Annual income twenty pounds, annual expenditure nineteen six, result happiness.

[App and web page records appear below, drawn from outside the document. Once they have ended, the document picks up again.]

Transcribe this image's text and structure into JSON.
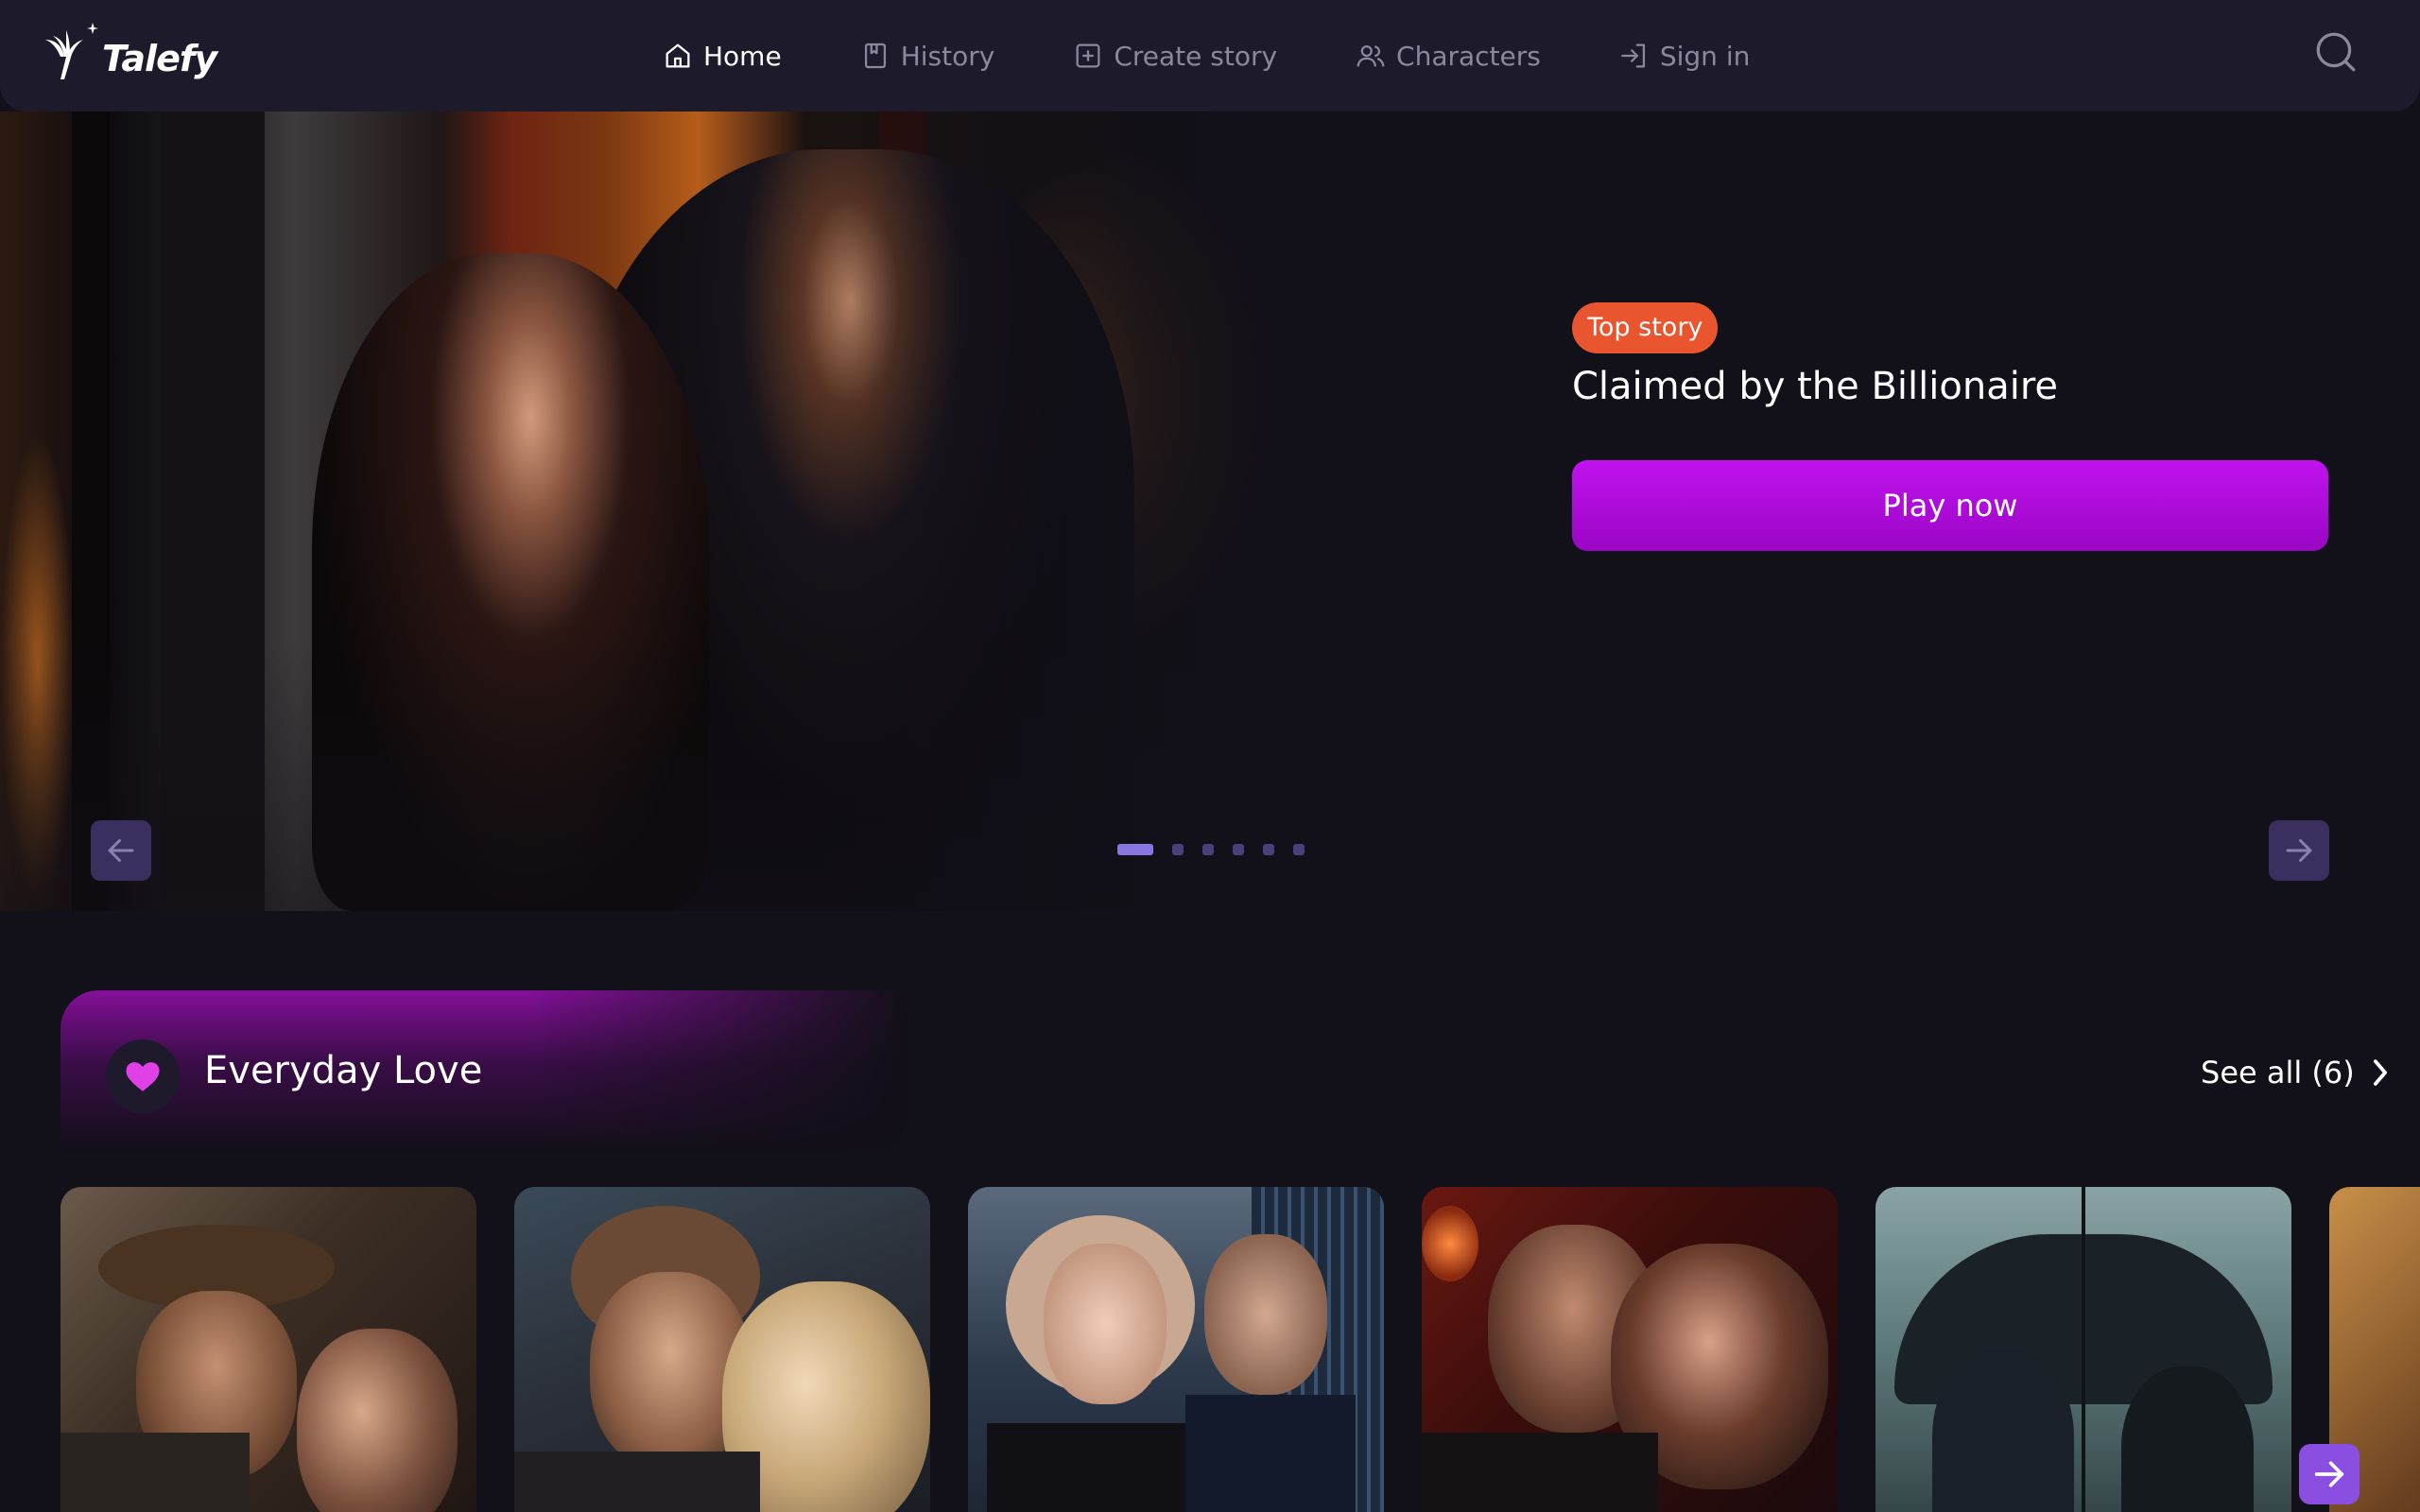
{
  "header": {
    "logo_text": "Talefy",
    "nav": [
      {
        "label": "Home",
        "icon": "home-icon",
        "active": true
      },
      {
        "label": "History",
        "icon": "bookmark-icon",
        "active": false
      },
      {
        "label": "Create story",
        "icon": "plus-square-icon",
        "active": false
      },
      {
        "label": "Characters",
        "icon": "users-icon",
        "active": false
      },
      {
        "label": "Sign in",
        "icon": "sign-in-icon",
        "active": false
      }
    ],
    "search_icon": "search-icon"
  },
  "hero": {
    "badge": "Top story",
    "title": "Claimed by the Billionaire",
    "cta": "Play now",
    "slide_count": 6,
    "active_slide": 1,
    "colors": {
      "badge": "#e8552e",
      "cta": "#b00cdc",
      "arrow_bg": "#3a2f5e",
      "dot_active": "#8a76e0"
    }
  },
  "section": {
    "icon": "heart-icon",
    "title": "Everyday Love",
    "see_all": "See all (6)",
    "accent": "#8a10a0",
    "heart_color": "#e040e8"
  },
  "cards": [
    {
      "name": "card-cowboy-couple"
    },
    {
      "name": "card-embracing-couple"
    },
    {
      "name": "card-city-couple"
    },
    {
      "name": "card-red-room-couple"
    },
    {
      "name": "card-umbrella-couple"
    },
    {
      "name": "card-partial"
    }
  ]
}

Annual income twenty pounds, annual expenditure twenty pound ought and six, result misery. – Charles Dickens, David Copperfield
I’m on the second chapter of Alain de Botton’s The consolations of philosophy in my attempt to start the year with a good book.
Although you could start every day anew there is something special about the start of a new year – some kind of extra energy you get only at this time.
de Botton’s second chapter is called Consolation for not having enough money and it introduces a philosopher called Epicurus who championed the importance of pleasure – especially when it came to food.
His name has been appropriated to now mean an excessive pursuit of pleasure – the difference between a good meal and gluttony – but de Botton explains that the real person found happiness in simpler, less expensive things.
There were three things in his list.
First was the importance of friendships – never eat alone, he said.
Next came freedom – the option not to work for people you don’t like and do things you don’t want to do.
Or the converse, I suppose – work with people you like, admire and trust – in the words of Warren Buffett.
And then lastly having the time to think, to reflect, to question – to go through issues and come to a view – the ability to analyse anxiety and, in doing so, resolve it.
Maybe even dissolve it.
The point, de Botton points out, is that these three have nothing to do with money.
If you have money but don’t have these things – well, you’re probably not happy.
And if you do have money as well – then it must be a good life.
de Botton goes on to argue that the reason we think we need stuff in order to be happy is because of marketing – we’ve been programmed that way.
And if look for exceptions to those marketing messages or rules then we might find that the rules are wrong or need amending – and we can do that.
That seems quite simple – almost simplistic – so maybe there are a couple of messages to also add to that.
I’m reminded of two points about this thing called money.
Most of us think that money was created so we had a medium of exchange that wasn’t a chicken or pig or potato.
In other words money helped us replace a system of bartering with one of trading.
But there is another view that money is actually a form of debt.
Suppose I came to your shop and wanted some bread – and you didn’t really want one of my chickens, but you did want a piece of gold.
I might have written you an IOU on whatever the equivalent was of paper at that time – and this IOU was a promissory note for something of a certain value – and money was invented.
So, to some extent, when you collect money you collect someone else’s debt – you are “owed”.
But then why do you collect the money in the first place – why do you work or do whatever it is you do?
Is it for the money – for that pile of debts?
Or is it because you want to do something with that money?
This brings us to the second thing about money.
In order to figure out if money will bring you happiness, you first need to figure out what you want out of money.
I come from a world where Dickens’ quote that starts this blog is still very relevant.
I remember my grandmother keeping a cash book and accounting for where everything went.
And she seemed pretty happy.
I did that for a long time as well, although in the last decade it became harder with children and a general lack of time.
But it’s something to get back to again now – because I think Epicurus’s list is missing something.
Yes you need friends, freedom and time to think to be happy.
But many of us don’t have the freedom he talks about – and we still manage to be happy.
The thing that’s missing is not money, I think, but what money represents.
It doesn’t represent the ability to buy things as much as it represents a lack of debt.
And not being in debt is a good place to be.